Numba supports CUDA GPU programming by directly compiling a restricted subset of Python code into CUDA kernels and device functions following the CUDA execution model. Kernels written in Numba appear to have direct access to NumPy arrays. NumPy arrays are transferred between the CPU and the GPU automatically.
Several important terms in the topic of CUDA programming are listed here:
host: the CPU
device: the GPU
host memory: the system main memory
device memory: onboard memory on a GPU card
kernels: a GPU function launched by the host and executed on the device
device function: a GPU function executed on the device which can only be called from the device (i.e. from a kernel or another device function)
Most CUDA programming facilities exposed by Numba map directly to the CUDA C language offered by NVidia. Therefore, it is recommended you read the official CUDA C programming guide.
Numba supports CUDA-enabled GPUs with Compute Capability 3.5 or greater. Support for devices with Compute Capability less than 5.0 is deprecated, and will be removed in a future Numba release.
Devices with Compute Capability 5.0 or greater include (but are not limited to):
Embedded platforms: NVIDIA Jetson Nano, Jetson Orin Nano, TX1, TX2, Xavier NX, AGX Xavier, AGX Orin.
Desktop / Server GPUs: All GPUs with Maxwell microarchitecture or later. E.g. GTX 9 / 10 / 16 series, RTX 20 / 30 / 40 series, Quadro / Tesla M / P / V / RTX series, RTX A series, RTX Ada / SFF, A / L series, H100.
Laptop GPUs: All GPUs with Maxwell microarchitecture or later. E.g. MX series, Quadro M / P / T series (mobile), RTX 20 / 30 series (mobile), RTX A series (mobile).
Numba aims to support CUDA Toolkit versions released within the last 3 years. Presently 11.2 is the minimum required toolkit version. An NVIDIA driver sufficient for the toolkit version is also required (see also CUDA Minor Version Compatiblity).
If you are using Conda, you can install the CUDA toolkit with:
$ conda install cudatoolkit
If you are not using Conda or if you want to use a different version of CUDA toolkit, the following describes how Numba searches for a CUDA toolkit installation.
Numba supports interacting with the CUDA Driver API via the NVIDIA CUDA Python bindings and its own ctypes-based bindings. Functionality is equivalent between the two bindings. The ctypes-based bindings are presently the default, but the NVIDIA bindings will be used by default (if they are available in the environment) in a future Numba release.
You can install the NVIDIA bindings with:
$ conda install nvidia::cuda-python
if you are using Conda, or:
$ pip install cuda-python
if you are using pip.

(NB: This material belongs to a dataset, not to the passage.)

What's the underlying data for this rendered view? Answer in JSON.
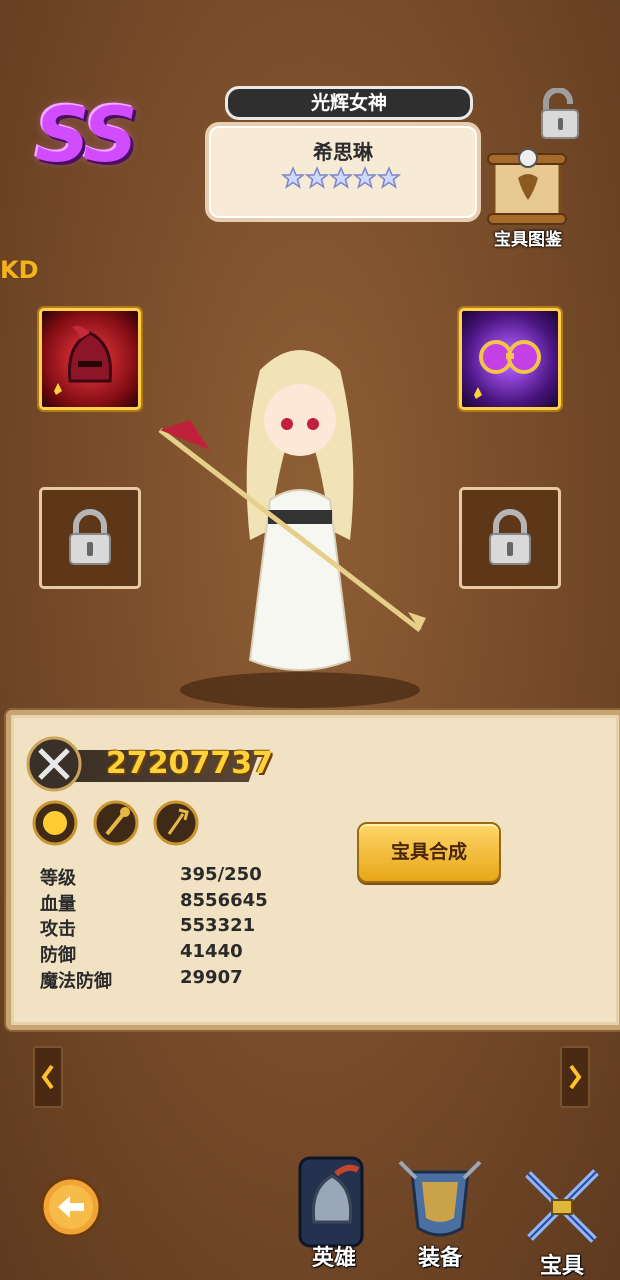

The use of the NVIDIA bindings is enabled by setting the environment variable
Setting CUDA Installation Path
Numba searches for a CUDA toolkit installation in the following order:
Conda installed cudatoolkit package.
CUDA_HOME, which points to the directory of the installed CUDA toolkit (i.e.
System-wide installation at exactly
/usr/local/cudaon Linux platforms. Versioned installation paths (i.e.
/usr/local/cuda-10.0) are intentionally ignored. Users can use
CUDA_HOMEto select specific versions.
In addition to the CUDA toolkit libraries, which can be installed by conda into
an environment or installed system-wide by the CUDA SDK installer, the CUDA target in Numba
also requires an up-to-date NVIDIA graphics driver. Updated graphics drivers
are also installed by the CUDA SDK installer, so there is no need to do both.
Note that on macOS, the CUDA SDK must be installed to get the required driver,
and the driver is only supported on macOS prior to 10.14 (Mojave). If the
libcuda library is in a non-standard location, users can set environment
NUMBA_CUDA_DRIVER to the file path (not the directory path) of the
shared library file.
Missing CUDA Features
Numba does not implement all features of CUDA, yet. Some missing features are listed below: